(EXTRACTED INFORMATION)
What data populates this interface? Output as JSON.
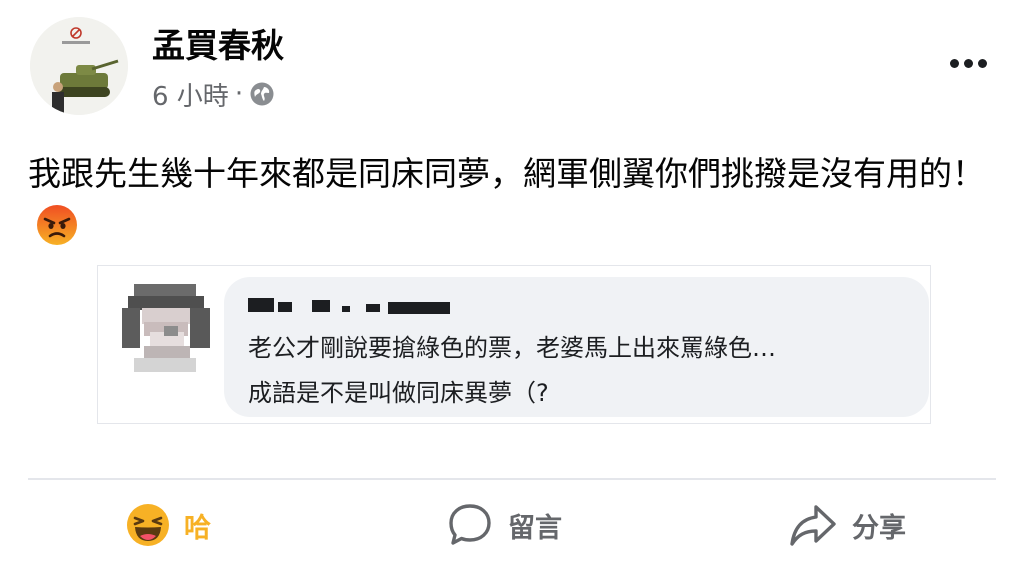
{
  "post": {
    "author_name": "孟買春秋",
    "timestamp": "6 小時",
    "separator": "·",
    "privacy_icon": "globe-icon",
    "more_icon": "more-options-icon",
    "text": "我跟先生幾十年來都是同床同夢，網軍側翼你們挑撥是沒有用的！",
    "emoji": "angry-face-emoji"
  },
  "embedded_comment": {
    "line1": "老公才剛說要搶綠色的票，老婆馬上出來罵綠色…",
    "line2": "成語是不是叫做同床異夢（?"
  },
  "actions": {
    "haha_label": "哈",
    "haha_icon": "haha-emoji-icon",
    "comment_label": "留言",
    "comment_icon": "speech-bubble-icon",
    "share_label": "分享",
    "share_icon": "share-arrow-icon"
  },
  "colors": {
    "text": "#050505",
    "secondary_text": "#65676b",
    "haha_active": "#f7b125",
    "bubble_bg": "#f0f2f5",
    "divider": "#e4e6eb",
    "angry_top": "#f04e23",
    "angry_bottom": "#f7b125"
  }
}
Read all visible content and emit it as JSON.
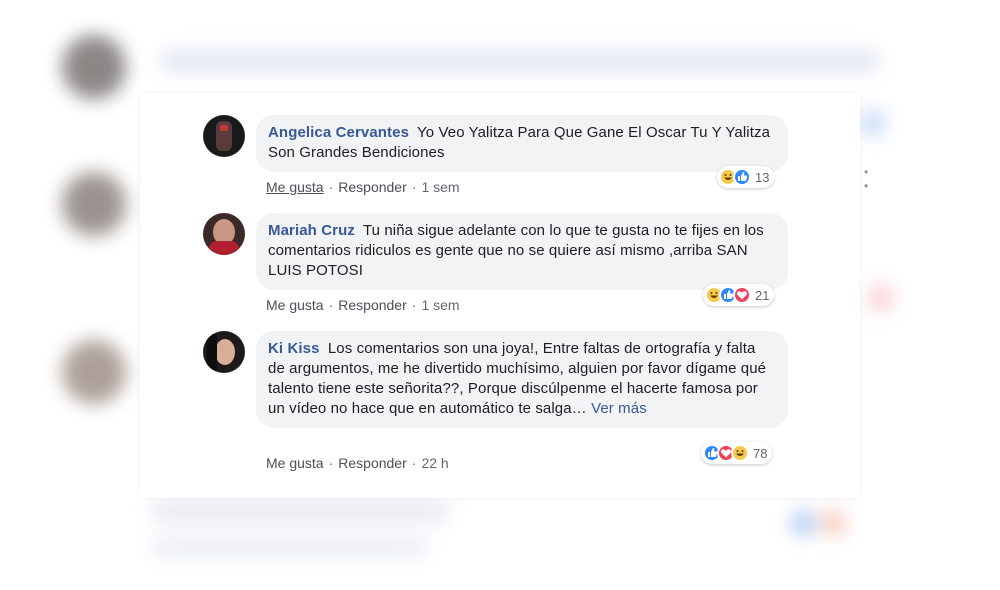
{
  "comments": [
    {
      "author": "Angelica Cervantes",
      "text": "Yo Veo Yalitza Para Que Gane El Oscar Tu Y Yalitza Son Grandes Bendiciones",
      "actions": {
        "like": "Me gusta",
        "reply": "Responder",
        "time": "1 sem"
      },
      "reactions": {
        "types": [
          "haha-icon",
          "like-icon"
        ],
        "count": "13"
      }
    },
    {
      "author": "Mariah Cruz",
      "text": "Tu niña sigue adelante con lo que te gusta no te fijes en los comentarios ridiculos es gente que no se quiere así mismo ,arriba SAN LUIS POTOSI",
      "actions": {
        "like": "Me gusta",
        "reply": "Responder",
        "time": "1 sem"
      },
      "reactions": {
        "types": [
          "haha-icon",
          "like-icon",
          "love-icon"
        ],
        "count": "21"
      }
    },
    {
      "author": "Ki Kiss",
      "text": "Los comentarios son una joya!, Entre faltas de ortografía y falta de argumentos, me he divertido muchísimo, alguien por favor dígame qué talento tiene este señorita??, Porque discúlpenme el hacerte famosa por un vídeo no hace que en automático te salga…",
      "see_more": "Ver más",
      "actions": {
        "like": "Me gusta",
        "reply": "Responder",
        "time": "22 h"
      },
      "reactions": {
        "types": [
          "like-icon",
          "love-icon",
          "haha-icon"
        ],
        "count": "78"
      }
    }
  ],
  "options_icon": "more-options-icon",
  "colors": {
    "author": "#385898",
    "bubble": "#f2f3f5",
    "like": "#2d88ff",
    "love": "#f33e58",
    "haha": "#f7c84c"
  }
}
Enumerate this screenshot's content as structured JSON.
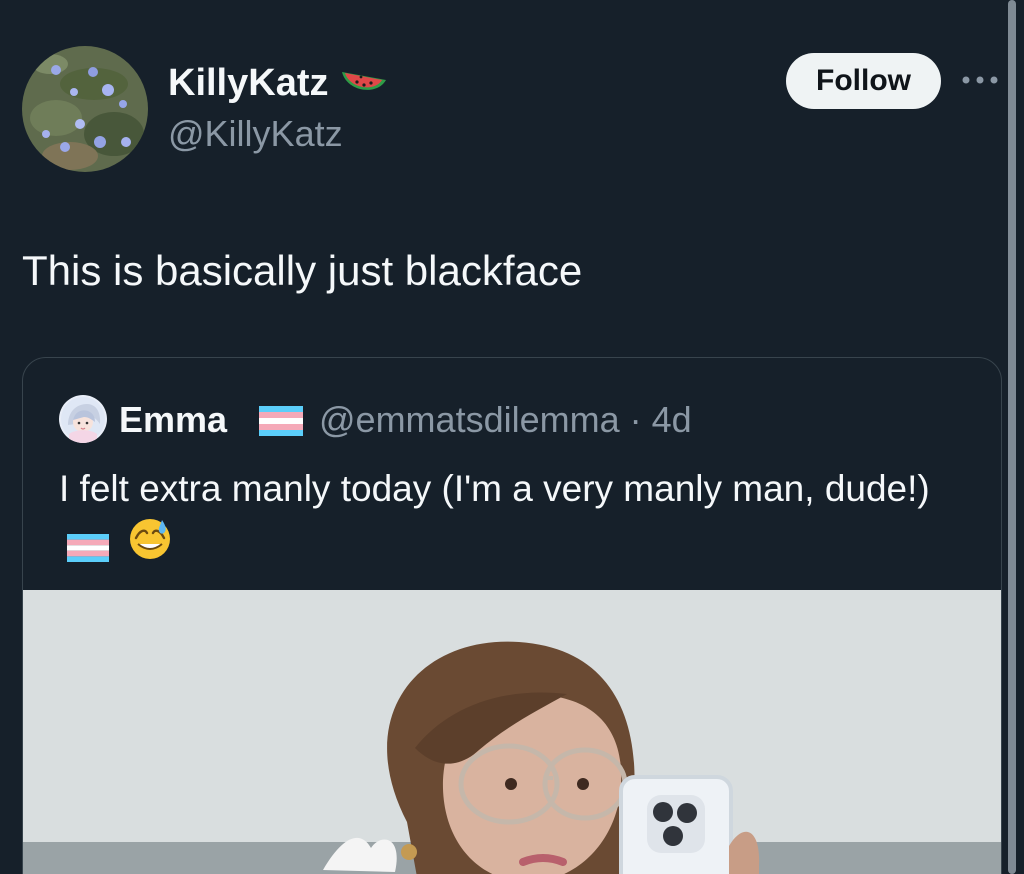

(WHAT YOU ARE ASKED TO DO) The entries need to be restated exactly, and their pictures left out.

(YOUR RESPONSE)
What data populates this interface? Output as JSON.
{
  "post": {
    "author_name": "孟買春秋",
    "timestamp": "6 小時",
    "separator": "·",
    "privacy_icon": "globe-icon",
    "more_icon": "more-options-icon",
    "text": "我跟先生幾十年來都是同床同夢，網軍側翼你們挑撥是沒有用的！",
    "emoji": "angry-face-emoji"
  },
  "embedded_comment": {
    "line1": "老公才剛說要搶綠色的票，老婆馬上出來罵綠色…",
    "line2": "成語是不是叫做同床異夢（?"
  },
  "actions": {
    "haha_label": "哈",
    "haha_icon": "haha-emoji-icon",
    "comment_label": "留言",
    "comment_icon": "speech-bubble-icon",
    "share_label": "分享",
    "share_icon": "share-arrow-icon"
  },
  "colors": {
    "text": "#050505",
    "secondary_text": "#65676b",
    "haha_active": "#f7b125",
    "bubble_bg": "#f0f2f5",
    "divider": "#e4e6eb",
    "angry_top": "#f04e23",
    "angry_bottom": "#f7b125"
  }
}
Read all visible content and emit it as JSON.
{
  "comments": [
    {
      "author": "Angelica Cervantes",
      "text": "Yo Veo Yalitza Para Que Gane El Oscar Tu Y Yalitza Son Grandes Bendiciones",
      "actions": {
        "like": "Me gusta",
        "reply": "Responder",
        "time": "1 sem"
      },
      "reactions": {
        "types": [
          "haha-icon",
          "like-icon"
        ],
        "count": "13"
      }
    },
    {
      "author": "Mariah Cruz",
      "text": "Tu niña sigue adelante con lo que te gusta no te fijes en los comentarios ridiculos es gente que no se quiere así mismo ,arriba SAN LUIS POTOSI",
      "actions": {
        "like": "Me gusta",
        "reply": "Responder",
        "time": "1 sem"
      },
      "reactions": {
        "types": [
          "haha-icon",
          "like-icon",
          "love-icon"
        ],
        "count": "21"
      }
    },
    {
      "author": "Ki Kiss",
      "text": "Los comentarios son una joya!, Entre faltas de ortografía y falta de argumentos, me he divertido muchísimo, alguien por favor dígame qué talento tiene este señorita??, Porque discúlpenme el hacerte famosa por un vídeo no hace que en automático te salga…",
      "see_more": "Ver más",
      "actions": {
        "like": "Me gusta",
        "reply": "Responder",
        "time": "22 h"
      },
      "reactions": {
        "types": [
          "like-icon",
          "love-icon",
          "haha-icon"
        ],
        "count": "78"
      }
    }
  ],
  "options_icon": "more-options-icon",
  "colors": {
    "author": "#385898",
    "bubble": "#f2f3f5",
    "like": "#2d88ff",
    "love": "#f33e58",
    "haha": "#f7c84c"
  }
}
Enumerate this screenshot's content as structured JSON.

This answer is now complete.